- Support for ManageDocks.
- Support for logHooks (probably just basic dzenPP, xmobarPP).
- Actually add the --to-haskell command-line option.
- Release a version guaranteed to work against the 0.8 release of xmonad.
- Add more layouts, key actions and ManageHook actions as they are desired by users.
This has so far been my baby, but I would welcome input (in the form of comments or code) on the design or implementation. The code is available as a darcs repository:
darcs get http://code.haskell.org/~shepheb/xmonad-light
The one part of the code that bothers me is the seemingly large amount of duplication, with often nearly identical functions for the XConfig output and the Haskell code output. However, I can’t see a way to do it more generally.
I’m off to add ManageDocks support.
With my xmonad Debian package maintainer hat on, I say I support this. I might even drop the default configuration xmonad binary from Debian, and install xmonad-light as “xmonad” – I see no reason not to do that.
Good to see that. It was temting to use xmonad on FreeRunner cell phone, but due to space constraints it would be difficult to keep it together with full ghc.
I think many people will be happy with this. Good work, Braden!
Why not fold this into the xmonad core? Worries about adding too much to the currently very lightweight xmonad?
For the record, my i686 xmonad-light binaries weigh in at 2,996,782 bytes.

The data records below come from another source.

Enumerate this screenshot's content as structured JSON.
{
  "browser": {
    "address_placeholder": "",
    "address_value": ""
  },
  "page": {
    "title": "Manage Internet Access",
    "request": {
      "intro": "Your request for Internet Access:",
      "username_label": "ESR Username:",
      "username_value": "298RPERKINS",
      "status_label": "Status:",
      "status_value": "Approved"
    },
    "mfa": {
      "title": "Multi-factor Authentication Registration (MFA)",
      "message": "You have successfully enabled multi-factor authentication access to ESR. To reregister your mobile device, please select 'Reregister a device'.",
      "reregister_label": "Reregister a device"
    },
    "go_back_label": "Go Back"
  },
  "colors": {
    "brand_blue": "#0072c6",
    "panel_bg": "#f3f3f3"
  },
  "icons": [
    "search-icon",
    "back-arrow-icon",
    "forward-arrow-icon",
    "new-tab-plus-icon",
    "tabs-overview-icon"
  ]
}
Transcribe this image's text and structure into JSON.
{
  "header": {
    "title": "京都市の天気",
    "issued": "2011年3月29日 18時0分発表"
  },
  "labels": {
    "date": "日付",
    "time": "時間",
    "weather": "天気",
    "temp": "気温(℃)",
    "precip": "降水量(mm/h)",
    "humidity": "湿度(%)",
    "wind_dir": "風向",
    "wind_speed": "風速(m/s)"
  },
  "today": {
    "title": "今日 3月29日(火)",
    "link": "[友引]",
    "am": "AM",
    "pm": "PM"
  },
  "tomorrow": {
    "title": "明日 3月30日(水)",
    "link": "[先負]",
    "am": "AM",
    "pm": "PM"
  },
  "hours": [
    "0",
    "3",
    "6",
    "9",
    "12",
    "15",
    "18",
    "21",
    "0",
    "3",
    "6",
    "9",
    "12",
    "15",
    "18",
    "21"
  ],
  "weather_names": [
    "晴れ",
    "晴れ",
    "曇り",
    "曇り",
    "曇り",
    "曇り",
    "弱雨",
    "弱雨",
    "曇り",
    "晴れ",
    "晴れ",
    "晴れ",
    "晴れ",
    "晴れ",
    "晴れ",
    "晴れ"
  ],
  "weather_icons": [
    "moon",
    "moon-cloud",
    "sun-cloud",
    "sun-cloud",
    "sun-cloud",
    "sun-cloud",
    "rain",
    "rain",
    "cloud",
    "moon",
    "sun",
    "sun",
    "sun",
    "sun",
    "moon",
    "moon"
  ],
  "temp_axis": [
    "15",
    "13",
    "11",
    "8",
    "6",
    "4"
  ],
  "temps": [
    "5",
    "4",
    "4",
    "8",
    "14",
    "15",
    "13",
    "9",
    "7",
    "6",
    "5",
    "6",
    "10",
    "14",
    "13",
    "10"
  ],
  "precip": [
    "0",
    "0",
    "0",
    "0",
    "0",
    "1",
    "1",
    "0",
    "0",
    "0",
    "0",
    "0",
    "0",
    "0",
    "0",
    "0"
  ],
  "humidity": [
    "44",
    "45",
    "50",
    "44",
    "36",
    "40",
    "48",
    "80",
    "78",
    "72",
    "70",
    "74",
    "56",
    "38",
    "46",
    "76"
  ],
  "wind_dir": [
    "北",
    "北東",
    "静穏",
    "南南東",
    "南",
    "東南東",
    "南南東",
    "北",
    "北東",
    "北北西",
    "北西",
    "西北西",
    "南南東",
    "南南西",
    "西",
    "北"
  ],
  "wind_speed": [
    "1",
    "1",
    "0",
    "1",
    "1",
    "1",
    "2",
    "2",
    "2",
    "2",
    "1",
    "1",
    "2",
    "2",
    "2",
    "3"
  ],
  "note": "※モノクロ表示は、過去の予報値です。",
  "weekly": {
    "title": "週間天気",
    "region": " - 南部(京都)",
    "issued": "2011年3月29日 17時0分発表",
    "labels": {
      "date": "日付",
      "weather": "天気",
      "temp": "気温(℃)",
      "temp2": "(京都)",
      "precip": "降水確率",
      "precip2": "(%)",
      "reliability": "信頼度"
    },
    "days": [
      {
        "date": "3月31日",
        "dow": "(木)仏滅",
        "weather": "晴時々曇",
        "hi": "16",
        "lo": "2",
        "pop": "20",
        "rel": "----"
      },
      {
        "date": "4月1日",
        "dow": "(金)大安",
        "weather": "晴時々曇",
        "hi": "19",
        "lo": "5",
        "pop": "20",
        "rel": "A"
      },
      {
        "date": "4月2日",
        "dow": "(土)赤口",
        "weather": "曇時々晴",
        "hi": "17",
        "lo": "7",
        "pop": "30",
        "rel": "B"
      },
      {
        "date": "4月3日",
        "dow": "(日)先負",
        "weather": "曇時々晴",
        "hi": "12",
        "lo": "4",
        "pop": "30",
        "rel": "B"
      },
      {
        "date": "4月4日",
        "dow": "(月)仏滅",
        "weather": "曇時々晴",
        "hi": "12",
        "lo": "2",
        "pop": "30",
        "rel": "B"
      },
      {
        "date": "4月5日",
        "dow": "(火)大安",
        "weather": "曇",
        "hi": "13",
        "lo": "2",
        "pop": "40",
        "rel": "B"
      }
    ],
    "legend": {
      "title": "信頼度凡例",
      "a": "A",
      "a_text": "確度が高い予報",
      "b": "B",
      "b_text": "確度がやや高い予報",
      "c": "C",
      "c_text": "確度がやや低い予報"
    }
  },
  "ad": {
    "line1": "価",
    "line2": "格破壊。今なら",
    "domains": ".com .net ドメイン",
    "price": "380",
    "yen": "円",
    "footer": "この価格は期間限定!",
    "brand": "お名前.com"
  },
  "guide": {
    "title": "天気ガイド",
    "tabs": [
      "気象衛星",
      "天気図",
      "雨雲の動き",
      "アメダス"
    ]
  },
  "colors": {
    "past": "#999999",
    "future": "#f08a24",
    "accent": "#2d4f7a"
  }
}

This will increase as more contrib modules are added, but should remain well under 5MB. A drop in GHC’s puddle, but nontrivial.
That is under discussion. One reason not to is that xmonad-light itself depends on parts of xmonad-contrib. Currently just EZConfig, but that will change as xmonad-light adds support for more contrib modules (ManageDocks, more Layouts…).
One of the comments on the reddit thread points out a subtle problem I hadn’t spotted.
The standard xmonad binary, finding no xmonad.hs, runs the default config. Finding a broken config, it pops up an xmessage with the errors and keeps running as it was. This is the Right Thing: falling back to the default config (with possibly wildly different layouts and key bindings, no ManageDocks, etc.) is far more disruptive than failing to load the new configuration but continuing to run.
Care is required, then, when restarting xmonad-light, to distinguish between an extant but broken xmonad.hs (keep running as it was), and an xmonad.hs that can’t be used because GHC is not installed, or the xmonad and xmonad-contrib libraries are not installed. In the latter case, what should it do?
Working on a principle of least disruption to the user, it seems better to stop if an xmonad.hs exists (even if GHC or xmonad isn’t installed), and inform the user so. Fail to restart and let the original instance keep running normally. Cascading to xmonad.conf (or even to the default) could be potentially very disorienting.
Fortunately that makes the problem of distinguishing why loading the xmonad.hs failed moot: If the file exists, xmonad-light either succeeds in loading, or continues running normally.
I love this. I was having an issue with installing xmonad on an ubuntu install. Doesn’t detect all of the files – an issue with haskell version of some sort.
Your light program made it very easy for me. I love xmonad! switching over to #! with xmonad as my only wm.
Any more work on the manageDock feature?